Move Your Data to a Safer, Separate Partition, Part 2: Vista
By Lincoln Spector, PCWorldMar 10, 2009 12:56 pm PDT
Leo knows that data is safer if you don’t keep it on the same partition as Windows and your programs. Last week I explained fixing this in XP; now I’ll tackle Vista.
Restoring Windows to its brand-new condition (an occasionally necessary job) generally involves losing everything on the hard drive system partition. That includes your documents, photos, and everything else we collectively call data. Moving your data to a separate partition therefore adds an extra layer of security and convenience.
Now let’s shrink the existing partition and create a new one. Select Start, type diskmgmt.msc, and press ENTER. In the resulting Disk Management program, right-click the box for your hard drive partition and select Shrink Volume. Fill in the resulting dialog box. When the volume has shrunk, right-click the Unallocated box and select New Simple Volume and follow the wizard. The default settings will probably be fine.
Once you’ve got the two partitions set up, make sure that your PC shows hidden files and folders: In Windows Explorer, select Organize, then Folder and Search Options. Click the View tab, select Show hidden files and folders, and click OK. You can change this back when you’re done, if you wish.
For convenience sake, I’m going to refer to the new partition, which is probably D: or E:, as X:. I’ll also refer to your logon name as logon, as in C:UserslogonDocuments.
Navigate in Windows Explorer to the data partition you just created (the one I’m calling X:) and create a new folder named with your logon name (which I’m calling logon). Then select Start and lick your logon name at the top of the Start menu to launch another Windows Explorer window, this one show your old C:Userslogon folder.
Let’s start by moving the Documents folder: Right-click Documents and select Properties. Click the Location tab. Enter X:logonDocuments as the new path. (By now you know what I mean by X: and logon, right?) Answer affirmatively to all of Windows’ questions.
You may notice when Windows is finished that Documents is still visible in the C:Users folder. Have no fear. That’s just a pointer. The files are actually now on X:. If you don’t believe me, open up the Documents folder and click in the address bar, like this:
And you’ll see something like this:
This same trick works in every folder in your login except AppData. You can decide which of these you want to move.
By the way, you might notice a couple of files in the login folder, named ntuser.*. Do not move these. They’re part of the Registry. Even if they were moveable, they really belong on the Windows partition.
The AppData folder has stuff you want to move and stuff you don’t. and Windows doesn’t want you to move any of them. Here’s how to move the parts that you should move:
In x:logon, create an AppData folder. Then, in :Userslogon, open the old AppData folder and drag the Roaming folder to D:logonappdata. This will copy, not move, that folder.

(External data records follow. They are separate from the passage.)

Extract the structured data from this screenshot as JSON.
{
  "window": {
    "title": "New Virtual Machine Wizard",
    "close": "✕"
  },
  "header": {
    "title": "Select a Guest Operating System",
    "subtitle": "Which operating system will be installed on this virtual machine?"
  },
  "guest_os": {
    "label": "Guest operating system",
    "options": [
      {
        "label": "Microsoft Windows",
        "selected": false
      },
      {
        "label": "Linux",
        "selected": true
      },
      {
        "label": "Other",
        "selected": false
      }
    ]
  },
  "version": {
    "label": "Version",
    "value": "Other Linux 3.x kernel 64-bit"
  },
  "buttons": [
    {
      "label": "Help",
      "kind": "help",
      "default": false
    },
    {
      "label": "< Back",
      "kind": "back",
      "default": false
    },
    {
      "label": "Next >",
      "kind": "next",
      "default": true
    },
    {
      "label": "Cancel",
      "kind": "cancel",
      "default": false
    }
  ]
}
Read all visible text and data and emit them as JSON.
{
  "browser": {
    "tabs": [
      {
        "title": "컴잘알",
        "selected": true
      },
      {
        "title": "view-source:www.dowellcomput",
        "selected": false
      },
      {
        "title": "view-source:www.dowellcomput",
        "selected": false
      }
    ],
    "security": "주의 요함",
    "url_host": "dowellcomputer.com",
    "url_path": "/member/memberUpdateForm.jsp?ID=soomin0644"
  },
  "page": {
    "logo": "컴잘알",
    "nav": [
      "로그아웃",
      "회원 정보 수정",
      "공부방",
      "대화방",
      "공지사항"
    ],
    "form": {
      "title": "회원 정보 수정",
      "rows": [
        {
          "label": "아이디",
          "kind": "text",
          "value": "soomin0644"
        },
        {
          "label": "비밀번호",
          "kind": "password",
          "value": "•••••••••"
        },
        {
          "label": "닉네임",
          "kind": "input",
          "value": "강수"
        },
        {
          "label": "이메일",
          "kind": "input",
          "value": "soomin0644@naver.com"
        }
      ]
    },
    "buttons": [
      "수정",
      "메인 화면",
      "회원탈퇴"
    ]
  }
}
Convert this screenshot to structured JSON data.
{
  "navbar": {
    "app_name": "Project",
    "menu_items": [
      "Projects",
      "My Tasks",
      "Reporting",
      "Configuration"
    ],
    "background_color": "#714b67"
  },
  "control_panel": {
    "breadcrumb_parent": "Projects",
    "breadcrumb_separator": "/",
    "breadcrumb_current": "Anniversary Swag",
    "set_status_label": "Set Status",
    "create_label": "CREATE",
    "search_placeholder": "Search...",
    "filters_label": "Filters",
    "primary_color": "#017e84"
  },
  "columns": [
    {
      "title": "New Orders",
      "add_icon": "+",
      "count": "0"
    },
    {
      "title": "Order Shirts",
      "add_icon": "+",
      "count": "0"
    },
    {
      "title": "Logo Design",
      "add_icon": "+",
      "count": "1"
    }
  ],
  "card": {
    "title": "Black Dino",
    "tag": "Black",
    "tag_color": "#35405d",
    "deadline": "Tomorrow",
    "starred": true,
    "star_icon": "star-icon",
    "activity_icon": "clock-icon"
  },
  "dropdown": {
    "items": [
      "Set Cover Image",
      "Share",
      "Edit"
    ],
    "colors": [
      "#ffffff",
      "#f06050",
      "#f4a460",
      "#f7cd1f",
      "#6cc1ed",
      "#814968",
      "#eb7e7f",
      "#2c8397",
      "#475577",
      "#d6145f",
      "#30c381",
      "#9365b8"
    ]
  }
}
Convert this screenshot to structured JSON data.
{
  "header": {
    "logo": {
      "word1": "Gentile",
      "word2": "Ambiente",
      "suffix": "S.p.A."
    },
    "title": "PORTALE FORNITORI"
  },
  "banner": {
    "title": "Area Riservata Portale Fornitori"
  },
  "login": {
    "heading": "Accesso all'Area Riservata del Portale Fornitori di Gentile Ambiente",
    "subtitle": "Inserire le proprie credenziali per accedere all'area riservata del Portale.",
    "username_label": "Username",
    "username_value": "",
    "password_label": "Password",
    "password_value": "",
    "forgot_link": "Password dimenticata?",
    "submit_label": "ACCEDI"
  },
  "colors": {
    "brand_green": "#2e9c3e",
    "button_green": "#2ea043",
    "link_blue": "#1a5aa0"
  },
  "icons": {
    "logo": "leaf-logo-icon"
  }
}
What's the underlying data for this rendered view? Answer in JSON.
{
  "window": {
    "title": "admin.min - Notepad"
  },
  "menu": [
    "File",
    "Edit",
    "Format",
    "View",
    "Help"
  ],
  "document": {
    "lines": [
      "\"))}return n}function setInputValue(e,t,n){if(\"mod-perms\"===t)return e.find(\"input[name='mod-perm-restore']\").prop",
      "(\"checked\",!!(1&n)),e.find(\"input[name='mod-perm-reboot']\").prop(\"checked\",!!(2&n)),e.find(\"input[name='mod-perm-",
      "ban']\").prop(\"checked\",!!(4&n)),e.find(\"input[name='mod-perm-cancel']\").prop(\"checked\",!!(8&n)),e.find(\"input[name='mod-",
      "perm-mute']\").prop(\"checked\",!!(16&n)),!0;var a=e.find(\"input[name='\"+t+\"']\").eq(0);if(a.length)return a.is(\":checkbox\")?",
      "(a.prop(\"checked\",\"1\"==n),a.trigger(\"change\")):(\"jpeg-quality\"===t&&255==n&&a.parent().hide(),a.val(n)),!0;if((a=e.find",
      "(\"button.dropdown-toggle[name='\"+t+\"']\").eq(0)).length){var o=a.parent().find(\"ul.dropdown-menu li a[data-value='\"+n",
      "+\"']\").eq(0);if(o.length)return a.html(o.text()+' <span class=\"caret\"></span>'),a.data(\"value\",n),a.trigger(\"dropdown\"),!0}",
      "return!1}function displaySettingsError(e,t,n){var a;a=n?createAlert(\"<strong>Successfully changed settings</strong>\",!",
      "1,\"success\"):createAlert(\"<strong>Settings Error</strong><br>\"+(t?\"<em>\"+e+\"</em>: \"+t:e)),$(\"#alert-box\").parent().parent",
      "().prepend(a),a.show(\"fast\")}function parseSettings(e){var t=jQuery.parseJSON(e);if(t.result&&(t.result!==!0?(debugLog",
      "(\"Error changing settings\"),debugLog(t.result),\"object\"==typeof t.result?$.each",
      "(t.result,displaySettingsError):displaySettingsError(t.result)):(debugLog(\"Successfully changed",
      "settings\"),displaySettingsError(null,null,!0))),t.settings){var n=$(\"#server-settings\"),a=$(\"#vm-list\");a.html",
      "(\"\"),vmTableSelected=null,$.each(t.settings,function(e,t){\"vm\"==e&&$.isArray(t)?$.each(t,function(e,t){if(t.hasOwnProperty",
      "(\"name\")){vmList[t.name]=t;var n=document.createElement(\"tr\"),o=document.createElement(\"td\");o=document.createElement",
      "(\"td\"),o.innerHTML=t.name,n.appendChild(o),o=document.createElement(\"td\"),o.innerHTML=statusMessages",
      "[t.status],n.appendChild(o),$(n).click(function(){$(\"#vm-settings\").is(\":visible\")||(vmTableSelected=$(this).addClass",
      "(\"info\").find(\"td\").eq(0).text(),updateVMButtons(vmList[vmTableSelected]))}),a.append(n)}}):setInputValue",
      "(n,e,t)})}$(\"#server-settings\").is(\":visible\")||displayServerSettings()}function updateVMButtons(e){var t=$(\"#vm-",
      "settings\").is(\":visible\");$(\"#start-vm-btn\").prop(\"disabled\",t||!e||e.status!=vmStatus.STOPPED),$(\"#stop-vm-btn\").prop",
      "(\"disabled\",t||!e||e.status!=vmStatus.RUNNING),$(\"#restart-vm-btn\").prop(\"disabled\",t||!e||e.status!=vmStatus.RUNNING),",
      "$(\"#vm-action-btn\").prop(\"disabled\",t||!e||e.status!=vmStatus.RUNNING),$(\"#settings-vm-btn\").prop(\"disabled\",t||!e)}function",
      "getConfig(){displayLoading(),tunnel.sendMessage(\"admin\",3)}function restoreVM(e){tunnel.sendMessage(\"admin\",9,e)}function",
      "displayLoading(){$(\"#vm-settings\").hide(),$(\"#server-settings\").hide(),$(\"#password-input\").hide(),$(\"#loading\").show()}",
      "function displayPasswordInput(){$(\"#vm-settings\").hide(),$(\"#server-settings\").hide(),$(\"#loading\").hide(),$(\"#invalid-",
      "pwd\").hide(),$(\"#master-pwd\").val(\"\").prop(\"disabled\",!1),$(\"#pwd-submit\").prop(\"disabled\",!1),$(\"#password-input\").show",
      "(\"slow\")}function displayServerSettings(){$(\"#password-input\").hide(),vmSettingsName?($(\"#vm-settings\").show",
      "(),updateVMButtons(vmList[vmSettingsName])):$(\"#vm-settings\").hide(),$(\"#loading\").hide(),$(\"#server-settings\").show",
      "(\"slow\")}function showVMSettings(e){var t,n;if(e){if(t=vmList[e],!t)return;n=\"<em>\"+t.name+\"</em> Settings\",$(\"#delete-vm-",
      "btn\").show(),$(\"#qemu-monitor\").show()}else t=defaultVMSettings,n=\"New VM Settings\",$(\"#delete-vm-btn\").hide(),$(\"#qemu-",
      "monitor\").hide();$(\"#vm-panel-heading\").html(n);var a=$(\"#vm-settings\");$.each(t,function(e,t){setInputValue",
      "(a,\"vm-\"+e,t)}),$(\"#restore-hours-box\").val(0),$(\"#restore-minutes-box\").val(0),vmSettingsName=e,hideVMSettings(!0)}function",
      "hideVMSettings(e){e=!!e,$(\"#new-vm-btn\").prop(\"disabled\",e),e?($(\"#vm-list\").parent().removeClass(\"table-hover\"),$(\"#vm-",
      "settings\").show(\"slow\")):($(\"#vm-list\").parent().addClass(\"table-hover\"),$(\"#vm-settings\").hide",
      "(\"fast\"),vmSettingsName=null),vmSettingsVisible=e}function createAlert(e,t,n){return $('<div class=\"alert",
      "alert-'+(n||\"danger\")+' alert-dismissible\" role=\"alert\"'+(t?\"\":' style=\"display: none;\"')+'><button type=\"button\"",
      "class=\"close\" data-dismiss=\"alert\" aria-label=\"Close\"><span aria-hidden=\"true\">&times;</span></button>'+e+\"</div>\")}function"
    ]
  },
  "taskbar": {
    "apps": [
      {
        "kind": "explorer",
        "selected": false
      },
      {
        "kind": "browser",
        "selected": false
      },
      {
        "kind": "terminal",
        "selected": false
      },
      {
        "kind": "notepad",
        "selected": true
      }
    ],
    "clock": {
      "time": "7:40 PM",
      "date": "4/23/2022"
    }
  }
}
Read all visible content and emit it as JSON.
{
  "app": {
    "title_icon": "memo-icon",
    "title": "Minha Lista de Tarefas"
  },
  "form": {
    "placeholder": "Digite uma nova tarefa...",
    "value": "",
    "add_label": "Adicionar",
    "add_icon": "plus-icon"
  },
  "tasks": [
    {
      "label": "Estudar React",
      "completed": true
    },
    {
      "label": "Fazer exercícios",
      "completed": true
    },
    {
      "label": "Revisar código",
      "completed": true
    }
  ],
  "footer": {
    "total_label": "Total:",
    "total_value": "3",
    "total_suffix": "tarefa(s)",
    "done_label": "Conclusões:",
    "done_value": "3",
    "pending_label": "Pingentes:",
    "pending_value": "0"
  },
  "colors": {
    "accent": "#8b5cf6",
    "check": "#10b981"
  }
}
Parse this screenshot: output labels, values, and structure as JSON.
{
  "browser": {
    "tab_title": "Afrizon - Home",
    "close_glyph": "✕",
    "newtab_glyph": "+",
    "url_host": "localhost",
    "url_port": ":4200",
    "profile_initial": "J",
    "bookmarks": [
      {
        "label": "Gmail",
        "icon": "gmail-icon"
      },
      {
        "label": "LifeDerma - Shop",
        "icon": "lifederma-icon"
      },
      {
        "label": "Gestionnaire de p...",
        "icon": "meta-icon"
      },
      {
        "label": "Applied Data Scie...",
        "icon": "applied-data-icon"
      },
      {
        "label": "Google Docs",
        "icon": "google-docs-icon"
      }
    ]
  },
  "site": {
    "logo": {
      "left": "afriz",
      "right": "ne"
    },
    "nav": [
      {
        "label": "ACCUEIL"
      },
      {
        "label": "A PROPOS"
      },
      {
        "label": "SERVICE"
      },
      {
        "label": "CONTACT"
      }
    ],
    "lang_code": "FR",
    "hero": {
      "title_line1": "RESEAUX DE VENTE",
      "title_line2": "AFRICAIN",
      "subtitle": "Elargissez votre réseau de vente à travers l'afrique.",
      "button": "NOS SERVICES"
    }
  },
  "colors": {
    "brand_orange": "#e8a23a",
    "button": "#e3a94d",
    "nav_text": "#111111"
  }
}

Now you have to edit the Registry. Select Start, type regedit, and press ENTER. In the left pane, navigate to and select HKEY_CURRENT_USERSoftwareMicrosoftWindowsCurrentVersionExplorerUser Shell Folders. Double-click the AppData value, change the ‘Value data’ field to X:logonAppDataRoaming, and press ENTER. Reboot, go to C:UserslogonAppDataRoaming (make sure it’s the one on C:) and delete every folder except Microsoft. That one, unfortunately, has to stay put.
If you’re not using Outlook or Windows Mail, you’re done. If you are, follow this extra instructions:
Outlook: In Windows Explorer, navigate to and select C:UserslogonAppDataLocalMicrosoft. Inside this folder you’ll find a subfolder named ‘Outlook’. Move it to X:logonApplication Data.
Then Select Start, Control Panel. Double-click the Mail icon (if you don’t see this icon, click Switch to Classic View). Click the Data Files button. On the Data Files tab, click the Personal Folders listing (probably the only one). Click OK at the error message. Browse the resulting dialog box to X:logonApplication DataOutlook, double-click the displayed file, and close the various dialog boxes.
Windows Mail: Open Windows Mail and select Tools, Options, and click the Advanced tab, the Maintenance button, and then the Store Folder button. Click Change, and pick a new location. When you close Windows Mail, the program will copy the files to their new home.
11/13/2009: This article was altered to correct an error.